(Task description)
Print the whole listing exactly.

(Material for the task)
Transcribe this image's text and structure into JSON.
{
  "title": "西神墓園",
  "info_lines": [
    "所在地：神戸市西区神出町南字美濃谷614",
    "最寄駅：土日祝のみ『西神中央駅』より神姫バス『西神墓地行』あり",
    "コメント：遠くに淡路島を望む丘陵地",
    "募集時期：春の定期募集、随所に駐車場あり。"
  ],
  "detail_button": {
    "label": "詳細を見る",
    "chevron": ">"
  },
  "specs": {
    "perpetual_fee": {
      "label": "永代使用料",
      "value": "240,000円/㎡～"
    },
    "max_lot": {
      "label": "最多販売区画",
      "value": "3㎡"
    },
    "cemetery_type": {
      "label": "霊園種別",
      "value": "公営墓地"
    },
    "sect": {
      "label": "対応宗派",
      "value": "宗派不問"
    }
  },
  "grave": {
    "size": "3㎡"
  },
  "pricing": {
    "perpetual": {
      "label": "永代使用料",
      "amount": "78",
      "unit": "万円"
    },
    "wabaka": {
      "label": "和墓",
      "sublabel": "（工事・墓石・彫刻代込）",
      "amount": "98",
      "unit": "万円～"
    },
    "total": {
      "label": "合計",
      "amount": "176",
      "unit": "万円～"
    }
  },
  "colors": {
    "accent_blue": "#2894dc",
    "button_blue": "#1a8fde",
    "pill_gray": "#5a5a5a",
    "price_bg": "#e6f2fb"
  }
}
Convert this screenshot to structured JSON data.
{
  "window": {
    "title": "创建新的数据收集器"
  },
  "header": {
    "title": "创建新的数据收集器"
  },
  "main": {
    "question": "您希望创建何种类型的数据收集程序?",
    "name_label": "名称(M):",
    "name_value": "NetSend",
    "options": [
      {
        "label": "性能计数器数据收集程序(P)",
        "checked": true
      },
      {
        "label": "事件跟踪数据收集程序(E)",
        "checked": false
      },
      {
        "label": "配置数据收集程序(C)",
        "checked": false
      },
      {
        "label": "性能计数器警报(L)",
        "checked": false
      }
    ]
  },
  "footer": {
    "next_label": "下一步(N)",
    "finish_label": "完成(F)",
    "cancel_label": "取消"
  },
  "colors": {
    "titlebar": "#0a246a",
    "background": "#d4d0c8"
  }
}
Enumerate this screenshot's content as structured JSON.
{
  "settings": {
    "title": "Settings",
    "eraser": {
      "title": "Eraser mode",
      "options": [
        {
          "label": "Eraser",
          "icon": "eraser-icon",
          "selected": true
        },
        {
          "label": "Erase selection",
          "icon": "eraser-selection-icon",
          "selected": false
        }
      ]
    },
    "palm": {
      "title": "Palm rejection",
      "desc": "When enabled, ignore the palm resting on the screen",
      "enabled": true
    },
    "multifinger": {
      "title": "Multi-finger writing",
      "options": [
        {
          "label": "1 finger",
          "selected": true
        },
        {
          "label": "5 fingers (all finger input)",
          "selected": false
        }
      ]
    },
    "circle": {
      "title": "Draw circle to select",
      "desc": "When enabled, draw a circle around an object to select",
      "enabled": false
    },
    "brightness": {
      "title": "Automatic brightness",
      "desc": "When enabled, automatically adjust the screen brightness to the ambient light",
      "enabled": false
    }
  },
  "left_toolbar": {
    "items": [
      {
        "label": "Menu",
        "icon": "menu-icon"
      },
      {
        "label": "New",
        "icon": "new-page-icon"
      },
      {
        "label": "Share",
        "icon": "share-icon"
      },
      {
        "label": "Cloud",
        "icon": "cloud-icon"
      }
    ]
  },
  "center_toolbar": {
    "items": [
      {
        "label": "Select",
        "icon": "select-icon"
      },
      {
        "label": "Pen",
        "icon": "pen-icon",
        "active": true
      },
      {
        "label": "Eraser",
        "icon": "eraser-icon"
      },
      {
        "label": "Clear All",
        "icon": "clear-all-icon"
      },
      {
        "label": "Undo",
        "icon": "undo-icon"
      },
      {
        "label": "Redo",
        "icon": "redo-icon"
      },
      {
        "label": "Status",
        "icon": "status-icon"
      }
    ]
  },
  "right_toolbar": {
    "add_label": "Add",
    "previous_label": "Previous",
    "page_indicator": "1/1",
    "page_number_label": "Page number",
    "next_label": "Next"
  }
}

(Answer)
Transcribe this image's text and structure into JSON.
{
  "title": "西神墓園",
  "info_lines": [
    "所在地：神戸市西区神出町南字美濃谷614",
    "最寄駅：土日祝のみ『西神中央駅』より神姫バス『西神墓地行』あり",
    "コメント：遠くに淡路島を望む丘陵地",
    "募集時期：春の定期募集、随所に駐車場あり。"
  ],
  "detail_button": {
    "label": "詳細を見る",
    "chevron": ">"
  },
  "specs": {
    "perpetual_fee": {
      "label": "永代使用料",
      "value": "240,000円/㎡～"
    },
    "max_lot": {
      "label": "最多販売区画",
      "value": "3㎡"
    },
    "cemetery_type": {
      "label": "霊園種別",
      "value": "公営墓地"
    },
    "sect": {
      "label": "対応宗派",
      "value": "宗派不問"
    }
  },
  "grave": {
    "size": "3㎡"
  },
  "pricing": {
    "perpetual": {
      "label": "永代使用料",
      "amount": "78",
      "unit": "万円"
    },
    "wabaka": {
      "label": "和墓",
      "sublabel": "（工事・墓石・彫刻代込）",
      "amount": "98",
      "unit": "万円～"
    },
    "total": {
      "label": "合計",
      "amount": "176",
      "unit": "万円～"
    }
  },
  "colors": {
    "accent_blue": "#2894dc",
    "button_blue": "#1a8fde",
    "pill_gray": "#5a5a5a",
    "price_bg": "#e6f2fb"
  }
}
Convert this screenshot to structured JSON data.
{
  "window": {
    "title": "创建新的数据收集器"
  },
  "header": {
    "title": "创建新的数据收集器"
  },
  "main": {
    "question": "您希望创建何种类型的数据收集程序?",
    "name_label": "名称(M):",
    "name_value": "NetSend",
    "options": [
      {
        "label": "性能计数器数据收集程序(P)",
        "checked": true
      },
      {
        "label": "事件跟踪数据收集程序(E)",
        "checked": false
      },
      {
        "label": "配置数据收集程序(C)",
        "checked": false
      },
      {
        "label": "性能计数器警报(L)",
        "checked": false
      }
    ]
  },
  "footer": {
    "next_label": "下一步(N)",
    "finish_label": "完成(F)",
    "cancel_label": "取消"
  },
  "colors": {
    "titlebar": "#0a246a",
    "background": "#d4d0c8"
  }
}
Enumerate this screenshot's content as structured JSON.
{
  "settings": {
    "title": "Settings",
    "eraser": {
      "title": "Eraser mode",
      "options": [
        {
          "label": "Eraser",
          "icon": "eraser-icon",
          "selected": true
        },
        {
          "label": "Erase selection",
          "icon": "eraser-selection-icon",
          "selected": false
        }
      ]
    },
    "palm": {
      "title": "Palm rejection",
      "desc": "When enabled, ignore the palm resting on the screen",
      "enabled": true
    },
    "multifinger": {
      "title": "Multi-finger writing",
      "options": [
        {
          "label": "1 finger",
          "selected": true
        },
        {
          "label": "5 fingers (all finger input)",
          "selected": false
        }
      ]
    },
    "circle": {
      "title": "Draw circle to select",
      "desc": "When enabled, draw a circle around an object to select",
      "enabled": false
    },
    "brightness": {
      "title": "Automatic brightness",
      "desc": "When enabled, automatically adjust the screen brightness to the ambient light",
      "enabled": false
    }
  },
  "left_toolbar": {
    "items": [
      {
        "label": "Menu",
        "icon": "menu-icon"
      },
      {
        "label": "New",
        "icon": "new-page-icon"
      },
      {
        "label": "Share",
        "icon": "share-icon"
      },
      {
        "label": "Cloud",
        "icon": "cloud-icon"
      }
    ]
  },
  "center_toolbar": {
    "items": [
      {
        "label": "Select",
        "icon": "select-icon"
      },
      {
        "label": "Pen",
        "icon": "pen-icon",
        "active": true
      },
      {
        "label": "Eraser",
        "icon": "eraser-icon"
      },
      {
        "label": "Clear All",
        "icon": "clear-all-icon"
      },
      {
        "label": "Undo",
        "icon": "undo-icon"
      },
      {
        "label": "Redo",
        "icon": "redo-icon"
      },
      {
        "label": "Status",
        "icon": "status-icon"
      }
    ]
  },
  "right_toolbar": {
    "add_label": "Add",
    "previous_label": "Previous",
    "page_indicator": "1/1",
    "page_number_label": "Page number",
    "next_label": "Next"
  }
}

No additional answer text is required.